17 So Isaac moved away from there and encamped in the Valley of Gerar, where he settled. 18 Isaac reopened the wells that had been dug in the time of his father Abraham, which the Philistines had stopped up after Abraham died, and he gave them the same names his father had given them. 19 Isaac’s servants dug in the valley and discovered a well of fresh water there. 20 But the herders of Gerar quarreled with those of Isaac and said, “The water is ours!” So he named the well Esek, because they disputed with him. 21 Then they dug another well, but they quarreled over that one also; so he named it Sitnah. 22 He moved on from there and dug another well, and no one quarreled over it. He named it Rehoboth, saying, “Now the Lord has given us room and we will flourish in the land.” 23 From there he went up to Beersheba. 24 That night the Lord appeared to him and said, “I am the God of your father Abraham. Do not be afraid, for I am with you; I will bless you and will increase the number of your descendants for the sake of my servant Abraham.” 25 Isaac built an altar there and called on the name of the Lord. There he pitched his tent, and there his servants dug a well. 26 Meanwhile, Abimelek had come to him from Gerar, with Ahuzzath his personal adviser and Phicol the commander of his forces. 27 Isaac asked them, “Why have you come to me, since you were hostile to me and sent me away?” 28 They answered, “We saw clearly that the Lord was with you; so we said, ‘There ought to be a sworn agreement between us’—between us and you. Let us make a treaty with you 29 that you will do us no harm, just as we did not harm you but always treated you well and sent you away peacefully. And now you are blessed by the Lord.” 30 Isaac then made a feast for them, and they ate and drank. 31 Early the next morning the men swore an oath to each other. Then Isaac sent them on their way, and they went away peacefully. 32 That day Isaac’s servants came and told him about the well they had dug. They said, “We’ve found water!” 33 He called it Shibah, and to this day the name of the town has been Beersheba. 34 When Esau was forty years old, he married Judith daughter of Beeri the Hittite, and also Basemath daughter of Elon the Hittite. 35 They were a source of grief to Isaac and Rebekah.

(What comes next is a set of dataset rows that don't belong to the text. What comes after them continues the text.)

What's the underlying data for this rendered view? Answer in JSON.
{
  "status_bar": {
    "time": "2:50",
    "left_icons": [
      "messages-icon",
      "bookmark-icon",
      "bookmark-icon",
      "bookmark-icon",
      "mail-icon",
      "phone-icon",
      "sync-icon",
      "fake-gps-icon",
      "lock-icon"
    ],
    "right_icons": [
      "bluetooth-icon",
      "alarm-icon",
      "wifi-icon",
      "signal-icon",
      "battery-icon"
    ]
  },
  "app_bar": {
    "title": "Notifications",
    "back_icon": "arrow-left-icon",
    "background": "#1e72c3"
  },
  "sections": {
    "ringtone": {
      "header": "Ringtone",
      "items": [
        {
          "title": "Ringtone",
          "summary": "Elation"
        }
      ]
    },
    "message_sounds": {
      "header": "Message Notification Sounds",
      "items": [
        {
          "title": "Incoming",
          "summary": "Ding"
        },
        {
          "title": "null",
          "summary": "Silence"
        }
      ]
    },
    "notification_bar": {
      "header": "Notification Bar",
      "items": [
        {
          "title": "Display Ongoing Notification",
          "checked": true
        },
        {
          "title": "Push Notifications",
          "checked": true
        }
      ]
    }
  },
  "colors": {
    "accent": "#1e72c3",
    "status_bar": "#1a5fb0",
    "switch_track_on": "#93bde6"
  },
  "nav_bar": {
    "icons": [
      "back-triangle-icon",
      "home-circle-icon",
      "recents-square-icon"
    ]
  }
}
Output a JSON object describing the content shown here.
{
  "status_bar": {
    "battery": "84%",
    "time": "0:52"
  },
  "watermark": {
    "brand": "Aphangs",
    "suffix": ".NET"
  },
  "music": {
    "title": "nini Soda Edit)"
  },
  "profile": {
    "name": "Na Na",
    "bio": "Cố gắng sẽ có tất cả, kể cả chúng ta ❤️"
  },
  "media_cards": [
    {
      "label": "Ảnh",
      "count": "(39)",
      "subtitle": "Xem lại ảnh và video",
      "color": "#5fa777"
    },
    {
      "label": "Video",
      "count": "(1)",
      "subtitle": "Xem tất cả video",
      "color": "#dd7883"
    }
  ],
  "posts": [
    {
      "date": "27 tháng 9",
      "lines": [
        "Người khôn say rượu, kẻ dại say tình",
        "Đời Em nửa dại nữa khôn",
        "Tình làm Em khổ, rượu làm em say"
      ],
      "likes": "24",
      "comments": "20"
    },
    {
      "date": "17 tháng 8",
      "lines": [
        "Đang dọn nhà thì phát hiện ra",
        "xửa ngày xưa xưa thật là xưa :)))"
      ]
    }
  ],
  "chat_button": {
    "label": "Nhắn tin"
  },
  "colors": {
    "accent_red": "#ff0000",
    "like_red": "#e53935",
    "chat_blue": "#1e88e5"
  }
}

God is always about fresh water – or fresh encounters with the Spirit of God.
In this passage Isaac, his family, his servants and his livestock have a nomadic life that revolved around the caring for their sheep and livestock. In this travelling and setting up their “Homes – tents” they would come across other communities doing the same. In this passage we see that they had to keep moving until the “altercations over water (wells dug)” finished.
Five wells are shown in this passage and each are named:
First wells were his Father’s Wells reopened by Isaac – reopened after the enemy (Philistines) had filled them in.
Second & third wells discovered by servants Named: “argument” & “hostility”
Fourth well dug by Isaac – with no dispute – Rehoboth – “open space for us to prosper in this land – by the Lord’s creation”
Fifth well – they moved again to Beersheba – Isaac meets with God, He gives him a promise, a well is dug. Beersheba means “well of the oath”.
They finally settle in Beersheba – this well is called “well of the oath”. Interestingly in this journey of their lives, the King (Abimelech) comes to see them and observes – “We can see plainly that the Lord is with you”.
A few thoughts from this passage:
- You can walk in your parents’ faith or others’ faith – however eventually you must dig your own well of faith.
- God will sometimes keep you “moving in your faith” until you learn to own your own faith and understand wholeheartedly the God who loves you.
- You must create your own well. You cannot live off someone else’s well – you have to know what you believe and why you believe it.
- It is ok to wrestle your faith and ask questions. Sometimes it creates arguments and hostility – however in the wrestle you will “dig” your own well.
- The well of your own faith – becomes something that others will say “We can see plainly that the Lord is with you”
Lord I pray that you would help me to understand you in a deeper way. Help me to continue to dig my own well of understanding. May my life reflect so that others can see that you are with me.
Written by Ps. Sue Botta